I think it’s so important for people to be more conscious of their intake of animal products, whether that’s reducing their consumption or being more aware of where you’re sourcing animal products from. Seeing a general increase in the number of people becoming aware of plant-based diets is so amazing. I’ve only eaten this way for a relatively short amount of time but the change that has occurred within those two years is incredible – products which once had to be ordered online or bought from health food shops are now bracing the shelves of supermarkets, making eating this way more accessible and affordable than ever before and it’s so exciting. Free from sections in supermarkets have expanded to aisles and the majority are not only increasing the products that they stock, but producing their own plant based alternatives and it’s so incredible to witness. Take this Christmas for example – for the first time there were so many shop bought main, sides and desserts to choose from, go back two years and there was nothing. Not only that, but eating out vegan has never been easier either – so many restaurants now offer vegan options or full separate menus, even my local pub and Indian offer a vegan menu – something which a few years ago was completely unheard of where I live. If there’s one thing for certain, it’s that veganism is definitely on the rise.
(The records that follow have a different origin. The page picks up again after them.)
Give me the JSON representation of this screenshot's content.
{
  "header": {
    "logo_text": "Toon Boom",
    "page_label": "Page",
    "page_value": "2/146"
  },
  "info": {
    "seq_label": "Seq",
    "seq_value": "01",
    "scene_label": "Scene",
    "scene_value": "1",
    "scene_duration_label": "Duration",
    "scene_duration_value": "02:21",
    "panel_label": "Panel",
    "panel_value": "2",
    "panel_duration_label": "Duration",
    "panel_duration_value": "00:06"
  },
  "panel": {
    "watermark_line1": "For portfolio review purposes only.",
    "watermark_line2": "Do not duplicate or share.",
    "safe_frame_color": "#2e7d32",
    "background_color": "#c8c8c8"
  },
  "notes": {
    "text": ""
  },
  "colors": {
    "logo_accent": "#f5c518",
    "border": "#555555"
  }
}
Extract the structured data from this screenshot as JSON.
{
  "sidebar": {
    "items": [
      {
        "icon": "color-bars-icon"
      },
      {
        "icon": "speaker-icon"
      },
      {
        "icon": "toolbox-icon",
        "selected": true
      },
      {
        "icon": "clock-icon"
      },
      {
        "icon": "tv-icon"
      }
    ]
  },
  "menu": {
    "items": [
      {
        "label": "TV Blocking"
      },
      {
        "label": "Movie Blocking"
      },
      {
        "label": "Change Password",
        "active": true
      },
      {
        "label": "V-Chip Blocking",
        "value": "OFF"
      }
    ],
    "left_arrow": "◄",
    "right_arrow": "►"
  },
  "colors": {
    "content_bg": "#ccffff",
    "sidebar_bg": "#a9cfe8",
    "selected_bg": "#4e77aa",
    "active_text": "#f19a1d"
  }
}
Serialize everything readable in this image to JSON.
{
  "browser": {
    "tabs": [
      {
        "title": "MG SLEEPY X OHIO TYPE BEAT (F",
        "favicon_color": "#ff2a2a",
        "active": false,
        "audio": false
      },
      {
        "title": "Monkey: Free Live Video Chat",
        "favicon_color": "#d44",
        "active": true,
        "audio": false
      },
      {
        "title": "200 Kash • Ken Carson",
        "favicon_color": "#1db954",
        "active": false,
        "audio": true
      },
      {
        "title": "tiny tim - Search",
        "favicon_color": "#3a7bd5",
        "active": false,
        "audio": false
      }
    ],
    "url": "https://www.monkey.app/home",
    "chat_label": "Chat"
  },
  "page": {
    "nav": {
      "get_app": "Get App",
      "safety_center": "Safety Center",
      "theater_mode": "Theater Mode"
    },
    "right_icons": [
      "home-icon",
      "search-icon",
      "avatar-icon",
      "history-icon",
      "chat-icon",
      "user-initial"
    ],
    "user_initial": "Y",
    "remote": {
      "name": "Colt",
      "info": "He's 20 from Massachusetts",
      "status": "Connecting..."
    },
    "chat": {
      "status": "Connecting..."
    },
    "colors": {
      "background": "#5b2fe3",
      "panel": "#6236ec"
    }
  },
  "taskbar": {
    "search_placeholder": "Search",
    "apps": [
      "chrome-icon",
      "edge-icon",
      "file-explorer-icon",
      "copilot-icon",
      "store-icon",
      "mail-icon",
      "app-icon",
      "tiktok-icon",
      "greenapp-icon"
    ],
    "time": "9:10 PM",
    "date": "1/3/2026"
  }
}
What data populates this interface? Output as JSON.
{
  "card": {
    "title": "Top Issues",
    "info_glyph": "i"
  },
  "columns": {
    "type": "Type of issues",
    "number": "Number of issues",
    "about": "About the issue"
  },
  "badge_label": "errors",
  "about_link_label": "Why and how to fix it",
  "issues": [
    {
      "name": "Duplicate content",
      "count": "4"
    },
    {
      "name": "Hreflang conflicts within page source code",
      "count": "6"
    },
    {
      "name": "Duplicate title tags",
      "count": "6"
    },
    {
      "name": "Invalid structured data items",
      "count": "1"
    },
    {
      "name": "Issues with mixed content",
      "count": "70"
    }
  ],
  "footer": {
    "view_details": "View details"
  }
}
Throughout Veganuary there’s going to be a new blog post up everyday including a range of recipes from breakfasts to sweet treats, snacks, curry’s and dips to show people that eating a plant-based diet doesn’t have to be boring, over complicated or expensive along with posts on some of my favourite products and reviews. Whether you’re making a full switch to veganism this January, reducing your intake of animal products or simply looking for some new recipe ideas then I hope that this series of posts helps to inspire you.
Make sure that you’re following me on Instagram @nourishingyas for daily Veganuary inspiration and tag me in your posts using #nourishingyas.
Don’t forget to visit the Veganuary website where they have all the tips, tricks and information that you need to help transitioning to a vegan lifestyle as easy as possible.
If you think that you’re struggling with a disordered relationship with food then please seek the help of a medical professional or visit the BEAT website. If you are suffering then please make sure that you consult a health professional before considering a plant based diet.